The look she gave him was bland, but her eyes were dead serious. “You here to make trouble for me? On Christmas Eve? If you are, you should know I have a loaded Colt Cobra .38 Special under this counter and I know how to use it.”
His eyebrows shot to his forehead. “Hell, no. I’m with the Serenity PD, for crying out loud. Just making sure you’ll be safe.” His eyebrows drew together. “You got a license for that .38?”
“Yes, Officer…” Her eyes dropped to his credit card. “…Jones.” A hint of humor flashed across her face as she handed it back, along with her business card. “Call me first thing tomorrow and let me know how Apollo is doing.”
“On Christmas day? No day off for you?”
“They’re my patients, my responsibility and my priority.”
“Well…thanks.” He lifted the case and headed for the door, still reluctant to head from the warmth of the clinic, and the beautiful vet. He ran his gaze around the reception area one more time, then gave her a final smile.
“Make sure you lock up after me, Doc. Thanks for being here on Christmas Eve instead of with your family.”
She tilted her head, a smile ghosting at her lips. “My critters are my family, Officer. Merry Christmas.”
The thought of no family sat like a lump in his gut. No one should be alone on Christmas. An idea began to germinate.
Back out in the SUV's frigid interior, Apollo gave a single mighty wail.
“I’m with you, buddy,” he said, “I don’t want to leave her either. But don’t worry, I have a plan.”
I hope you enjoyed Part 1 of my holiday story. Please come back tomorrow for Part 2.
Those of you who follow this blog might recognize Apollo as a ringer for my older son's cat Hercules. (Yeah, I kept with the mythological god naming convention.) :-)

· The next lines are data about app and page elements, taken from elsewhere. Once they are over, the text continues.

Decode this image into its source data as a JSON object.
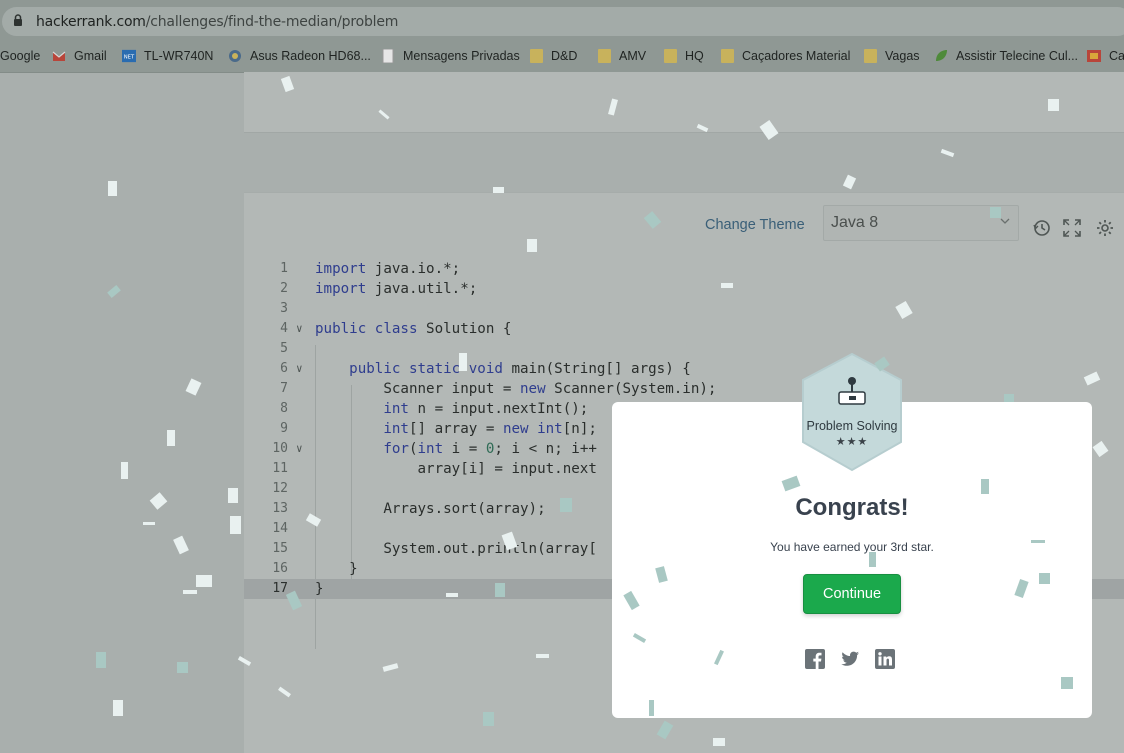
{
  "browser": {
    "url_host": "hackerrank.com",
    "url_path": "/challenges/find-the-median/problem",
    "bookmarks": [
      {
        "label": "Google",
        "icon": "google-icon"
      },
      {
        "label": "Gmail",
        "icon": "gmail-icon"
      },
      {
        "label": "TL-WR740N",
        "icon": "net-icon"
      },
      {
        "label": "Asus Radeon HD68...",
        "icon": "asus-icon"
      },
      {
        "label": "Mensagens Privadas",
        "icon": "page-icon"
      },
      {
        "label": "D&D",
        "icon": "folder-icon"
      },
      {
        "label": "AMV",
        "icon": "folder-icon"
      },
      {
        "label": "HQ",
        "icon": "folder-icon"
      },
      {
        "label": "Caçadores Material",
        "icon": "folder-icon"
      },
      {
        "label": "Vagas",
        "icon": "folder-icon"
      },
      {
        "label": "Assistir Telecine Cul...",
        "icon": "leaf-icon"
      },
      {
        "label": "Ca",
        "icon": "flag-icon"
      }
    ]
  },
  "editor": {
    "change_theme_label": "Change Theme",
    "language": "Java 8",
    "lines": [
      {
        "n": "1",
        "text": "import java.io.*;"
      },
      {
        "n": "2",
        "text": "import java.util.*;"
      },
      {
        "n": "3",
        "text": ""
      },
      {
        "n": "4",
        "text": "public class Solution {"
      },
      {
        "n": "5",
        "text": ""
      },
      {
        "n": "6",
        "text": "    public static void main(String[] args) {"
      },
      {
        "n": "7",
        "text": "        Scanner input = new Scanner(System.in);"
      },
      {
        "n": "8",
        "text": "        int n = input.nextInt();"
      },
      {
        "n": "9",
        "text": "        int[] array = new int[n];"
      },
      {
        "n": "10",
        "text": "        for(int i = 0; i < n; i++"
      },
      {
        "n": "11",
        "text": "            array[i] = input.next"
      },
      {
        "n": "12",
        "text": ""
      },
      {
        "n": "13",
        "text": "        Arrays.sort(array);"
      },
      {
        "n": "14",
        "text": ""
      },
      {
        "n": "15",
        "text": "        System.out.println(array["
      },
      {
        "n": "16",
        "text": "    }"
      },
      {
        "n": "17",
        "text": "}"
      }
    ]
  },
  "modal": {
    "badge_label": "Problem Solving",
    "badge_stars": "★★★",
    "title": "Congrats!",
    "subtitle": "You have earned your 3rd star.",
    "continue_label": "Continue",
    "share": [
      "facebook-icon",
      "twitter-icon",
      "linkedin-icon"
    ]
  },
  "colors": {
    "continue_button": "#1ba94c",
    "modal_bg": "#ffffff",
    "overlay": "#a9afad"
  }
}
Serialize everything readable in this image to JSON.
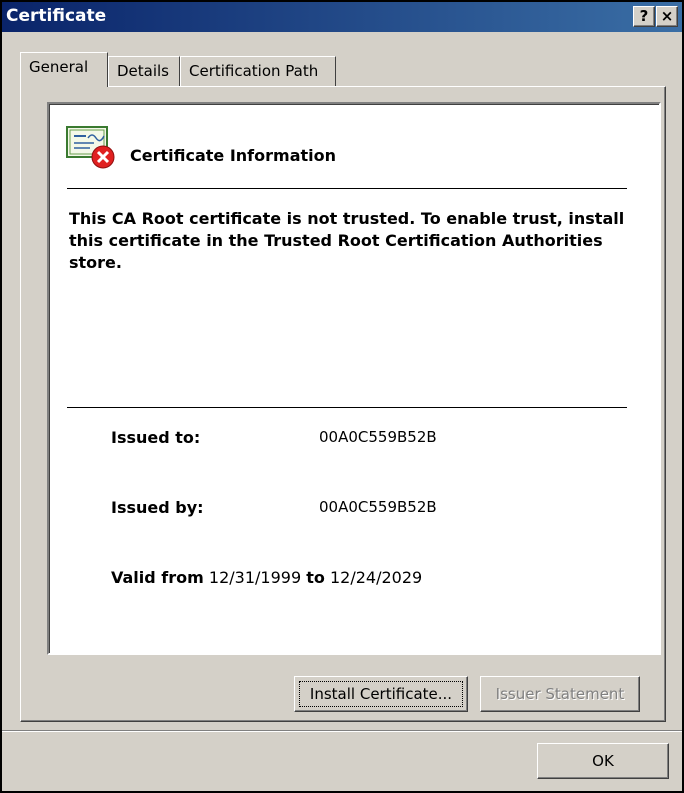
{
  "window": {
    "title": "Certificate",
    "help_glyph": "?",
    "close_glyph": "×"
  },
  "tabs": [
    {
      "label": "General",
      "active": true
    },
    {
      "label": "Details",
      "active": false
    },
    {
      "label": "Certification Path",
      "active": false
    }
  ],
  "info": {
    "icon": "certificate-error-icon",
    "title": "Certificate Information",
    "message": "This CA Root certificate is not trusted. To enable trust, install this certificate in the Trusted Root Certification Authorities store.",
    "issued_to_label": "Issued to:",
    "issued_to_value": "00A0C559B52B",
    "issued_by_label": "Issued by:",
    "issued_by_value": "00A0C559B52B",
    "valid_from_label": "Valid from",
    "valid_from_value": "12/31/1999",
    "valid_to_label": "to",
    "valid_to_value": "12/24/2029"
  },
  "buttons": {
    "install": "Install Certificate...",
    "issuer": "Issuer Statement",
    "ok": "OK"
  },
  "colors": {
    "titlebar_start": "#0a246a",
    "titlebar_end": "#3a6ea5",
    "dialog_bg": "#d4d0c8",
    "error_red": "#e02020"
  }
}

Hercules hasn't broken or sprained his tail (yet), but he's wreaked havoc on our trees for three years straight now. (The lopsided, de-decorated tree pictured below was the aftermath of his leaping attacks in year one. I think that's him peeking from behind our TV on the lower left, preparing for another leap.)